I think that, were it compressed into roughly the same space as Grand Theft Auto III, San Andreas would offer so much fun per square mile that you'd shave your chest, throw on a tank top and adopt a much more reserved attitude to the idea of driving along a street shooting at people wearing the wrong coloured hats. As it stands, there's more fun to be had here than you'd find if you put ten rival games back to back - the problem is that you'll spend as much time as you would playing ten rival games back to back in order to eke it all out.
With just a couple of days to go until Grand Theft Auto: San Andreas is released on PC and Xbox, Rockstar has unveiled two new trailers for the game.
We have a feeling that PC-owning Grand Theft Auto fans would be happy enough to play any port of San Andreas at this point, having watched the PS2-owning world lap it up since last October, but according to details released by Rockstar this week there will be a few changes beyond the obvious technical enhancements.
Everything in the PS2 version, which moved GTA into the ghetto with a tale of hero CJ's rise from low level thuggery to top-level gangsta, will be making the transition intact.
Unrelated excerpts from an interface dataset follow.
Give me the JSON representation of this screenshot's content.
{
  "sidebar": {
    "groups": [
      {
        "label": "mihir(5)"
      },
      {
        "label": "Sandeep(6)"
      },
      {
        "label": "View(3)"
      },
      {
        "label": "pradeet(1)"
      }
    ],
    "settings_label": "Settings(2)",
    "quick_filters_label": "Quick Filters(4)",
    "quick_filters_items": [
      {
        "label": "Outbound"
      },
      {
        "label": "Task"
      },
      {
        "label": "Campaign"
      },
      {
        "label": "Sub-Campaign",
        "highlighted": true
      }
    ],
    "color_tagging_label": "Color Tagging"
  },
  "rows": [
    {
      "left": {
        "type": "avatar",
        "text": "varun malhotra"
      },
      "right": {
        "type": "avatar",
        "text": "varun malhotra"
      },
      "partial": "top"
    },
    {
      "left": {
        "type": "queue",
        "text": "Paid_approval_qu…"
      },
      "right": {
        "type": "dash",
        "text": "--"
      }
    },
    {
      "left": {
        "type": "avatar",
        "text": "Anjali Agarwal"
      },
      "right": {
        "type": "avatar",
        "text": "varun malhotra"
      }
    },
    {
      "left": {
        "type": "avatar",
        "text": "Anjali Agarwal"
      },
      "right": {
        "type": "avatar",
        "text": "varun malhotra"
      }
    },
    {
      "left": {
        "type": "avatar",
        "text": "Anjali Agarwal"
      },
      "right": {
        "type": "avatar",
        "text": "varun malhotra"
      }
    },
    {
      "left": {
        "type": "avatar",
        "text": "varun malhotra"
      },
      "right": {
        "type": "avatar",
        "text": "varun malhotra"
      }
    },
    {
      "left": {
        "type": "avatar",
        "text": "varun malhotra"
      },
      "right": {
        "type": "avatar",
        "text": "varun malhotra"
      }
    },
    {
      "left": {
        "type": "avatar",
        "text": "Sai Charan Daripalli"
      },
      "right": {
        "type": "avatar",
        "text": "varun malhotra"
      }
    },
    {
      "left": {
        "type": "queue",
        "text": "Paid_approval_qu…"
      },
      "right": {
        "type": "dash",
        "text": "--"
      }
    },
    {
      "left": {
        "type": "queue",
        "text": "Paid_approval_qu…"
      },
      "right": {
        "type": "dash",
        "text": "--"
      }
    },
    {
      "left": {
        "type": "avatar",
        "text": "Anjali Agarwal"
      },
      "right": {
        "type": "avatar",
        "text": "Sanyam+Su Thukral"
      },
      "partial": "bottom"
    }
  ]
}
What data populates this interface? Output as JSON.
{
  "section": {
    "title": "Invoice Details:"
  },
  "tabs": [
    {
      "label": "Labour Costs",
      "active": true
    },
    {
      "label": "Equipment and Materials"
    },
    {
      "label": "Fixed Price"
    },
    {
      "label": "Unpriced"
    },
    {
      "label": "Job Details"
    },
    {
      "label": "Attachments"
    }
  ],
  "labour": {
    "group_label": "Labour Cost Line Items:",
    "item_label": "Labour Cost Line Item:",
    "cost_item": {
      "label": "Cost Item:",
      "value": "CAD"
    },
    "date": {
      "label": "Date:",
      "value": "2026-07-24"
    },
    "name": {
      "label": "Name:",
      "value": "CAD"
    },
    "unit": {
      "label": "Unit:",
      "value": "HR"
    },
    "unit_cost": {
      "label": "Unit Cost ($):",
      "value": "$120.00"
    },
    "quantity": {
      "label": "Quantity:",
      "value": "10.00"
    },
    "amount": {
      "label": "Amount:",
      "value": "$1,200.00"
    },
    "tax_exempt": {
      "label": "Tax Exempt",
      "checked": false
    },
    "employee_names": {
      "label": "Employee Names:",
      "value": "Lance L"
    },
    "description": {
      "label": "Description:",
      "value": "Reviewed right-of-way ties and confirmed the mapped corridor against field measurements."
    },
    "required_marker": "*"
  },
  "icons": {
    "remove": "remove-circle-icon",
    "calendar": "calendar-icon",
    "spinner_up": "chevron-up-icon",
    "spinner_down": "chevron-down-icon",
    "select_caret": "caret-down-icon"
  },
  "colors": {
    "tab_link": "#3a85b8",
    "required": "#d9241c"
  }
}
But although there will be no new content per se, San Andreas PC will apparently feature a new replay mode for recording and playing back brief snippets of gameplay, which sounds like a good idea.
The PC version will also include an additional radio station (making for a total of 12), which you can populate with your own MP3s (ordering or randomising them), and will be optimised to a greater extent than previous PC ports in the series, with only a fraction of the load times by comparison.
PS2 (exclusive, for now)
Sometimes the last thing you want to do is have a sneak preview of a game - mostly you're just spoiling things for yourself, ruining the surprise, but, when you're talking about gaming royalty, things are a little different. When the name of that game is Grand Theft Auto: San Andreas, suddenly your busy schedule opens up like Moses parting the Red Sea. 5 O' Clock Thursday you say? Right, we're there. Running late you say? Not a problem.